Israel-Palestine war draws threats from Yemen’s Houthis of regional conflict
Yemen’s Iran-backed Houthi movement has issued a warning that it stands ready to engage in hostilities against Israel should the United States directly back the Israeli military campaign on the Gaza Strip.
In a televised address on Tuesday, Houthi leader Abdul Malik al-Houthi declared: "If the Americans directly intervene, we are prepared to partake in missile strikes, drone attacks, and other military actions.
"We are in full coordination with the axis of jihad and resistance to provide everything we can to support to the Palestinian people," he added.
On Saturday, Palestinian fighters poured into Israel from Gaza by land, sea and air, in a surprise attack that killed 1,200 Israelis. Since then, Israel has waged a bombing campaign on Gaza that has killed at least 1,200 Palestinians.
In his speech, the Houthi leader commended Saturday’s Hamas-led attack. "The operation disrupted the existing equilibrium and inflicted significant losses on the arrogant, criminal, aggressive, and oppressive Zionist enemy," he said.
While some observers have speculated that the assault might jeopardise the ongoing efforts between Saudi Arabia and Israel to establish formal relations, the Houthi leader emphasised the importance of its timing, "considering the circumstances and the broader regional context in which it unfolded".
Yemen has been at war since 2014, when the Houthi movement, also known as Ansar Allah, seized the capital Sanaa. Over nearly a decade, the conflict has resulted in deep divisions among civilians and pitted the Houthis against the internationally recognised government operating out of the southern city of Aden.
However, an unusual and unifying development has emerged, as both sides find common ground in condemning Israel and expressing solidarity with the Palestinian people.
Yemen's foreign ministry issued a statement, underscoring the need to "protect civilians and halt the provocations committed by Israeli occupying forces, which have persistently targeted the Palestinian people and their sacred sites”, echoing Hamas’ reasoning for the assault.
“These actions have long been a cause for concern, with warnings about their grave consequences," he added.
This represents one of the rare moments where the Saudi-backed government and Iran-aligned Houthis share a similar standpoint. Not only have Yemeni leaders voiced their unequivocal condemnation of Israel, but citizens from territory held by both sides have taken to the streets in substantial numbers.

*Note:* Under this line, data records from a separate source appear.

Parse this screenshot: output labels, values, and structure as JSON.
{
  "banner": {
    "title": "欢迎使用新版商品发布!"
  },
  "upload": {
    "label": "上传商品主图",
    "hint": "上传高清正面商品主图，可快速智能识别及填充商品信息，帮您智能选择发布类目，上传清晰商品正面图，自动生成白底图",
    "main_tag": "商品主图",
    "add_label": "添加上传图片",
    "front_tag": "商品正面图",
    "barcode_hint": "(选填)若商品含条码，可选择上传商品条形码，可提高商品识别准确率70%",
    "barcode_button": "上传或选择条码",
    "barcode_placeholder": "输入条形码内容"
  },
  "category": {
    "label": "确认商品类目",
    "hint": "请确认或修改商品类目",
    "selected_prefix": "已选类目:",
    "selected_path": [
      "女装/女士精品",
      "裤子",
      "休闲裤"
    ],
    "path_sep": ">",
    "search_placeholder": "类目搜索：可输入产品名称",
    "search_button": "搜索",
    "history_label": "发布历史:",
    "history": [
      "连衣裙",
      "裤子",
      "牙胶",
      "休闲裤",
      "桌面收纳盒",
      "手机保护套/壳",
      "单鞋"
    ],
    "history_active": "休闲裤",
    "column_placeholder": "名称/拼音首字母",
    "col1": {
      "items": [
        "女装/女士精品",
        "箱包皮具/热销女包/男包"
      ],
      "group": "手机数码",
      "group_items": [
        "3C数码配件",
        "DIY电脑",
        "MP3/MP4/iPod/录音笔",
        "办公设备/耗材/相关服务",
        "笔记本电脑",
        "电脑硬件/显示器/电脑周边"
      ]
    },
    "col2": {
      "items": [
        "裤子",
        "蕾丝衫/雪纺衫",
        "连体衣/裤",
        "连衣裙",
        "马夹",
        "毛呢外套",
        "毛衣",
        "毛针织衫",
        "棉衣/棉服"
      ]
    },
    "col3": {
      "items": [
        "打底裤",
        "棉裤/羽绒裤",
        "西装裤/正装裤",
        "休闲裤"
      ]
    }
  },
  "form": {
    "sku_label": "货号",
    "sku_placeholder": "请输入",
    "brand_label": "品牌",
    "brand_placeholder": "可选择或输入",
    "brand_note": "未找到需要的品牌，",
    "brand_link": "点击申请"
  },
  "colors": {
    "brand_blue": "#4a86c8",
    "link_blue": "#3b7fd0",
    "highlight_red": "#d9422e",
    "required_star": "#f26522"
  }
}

'This presents an opportunity for the Houthis to reaffirm their commitment to the Palestinian cause, which they contend is at the core of their struggle'
- Ahmed Nagi, International Crisis Group
They have raised the Yemeni and Palestinian flags while expressing strong disapproval of Israel's bombardment of Gaza. Despite their internal differences, the conflict in Gaza has inspired a shared position of unity and support among Yemenis.
The Houthi threat to strike Israel is not a novel development, as they have issued similar warnings in the past.
In 2020, a Houthi official said that long-range missiles fired at Saudi Arabian oil facilities could also be used against Israel.
As the number of Palestinians killed by Israeli bombing grows, and the threat of a ground offensive in Gaza becomes more pronounced, there have been more calls from Houthi leaders to engage with and support Palestinian fighters.
Mohammed al-Bukhaiti, a member of the Houthi's political council and a spokesman for the movement, declared on X: "I believe that now is the opportune moment for the axis of resistance, represented by Yemen, Syria, Lebanon, Iran, and Iraq, to participate in the decisive battle against the occupying Zionist entity in support of our Palestinian brothers."
Ahmed Nagi, a senior analyst at the International Crisis Group think tank in Brussels, suggested that the messages conveyed by the Houthis aim to emphasise the regional dimension of their stance. To Israel’s north, Lebanon’s Hezbollah movement, too, has issued threats and there have been repeated flareups on the Lebanese-Israeli border.
"This presents an opportunity for the Houthis to reaffirm their commitment to the Palestinian cause, which they contend is at the core of their struggle, and their message embodies this principle," Nagi told Middle East Eye.
While the Houthi movement has demonstrated its capability to disrupt maritime lanes, given its previous attacks on ships in the Red Sea, it remains uncertain whether it possesses the means to reach Israel or the audacity to jeopardise American interests in the region.
Nagi asked: "What military capabilities might the Houthis possess if they decide to intervene? Do they have missile power capable of reaching Israel, or will their military actions target American interests in the region?"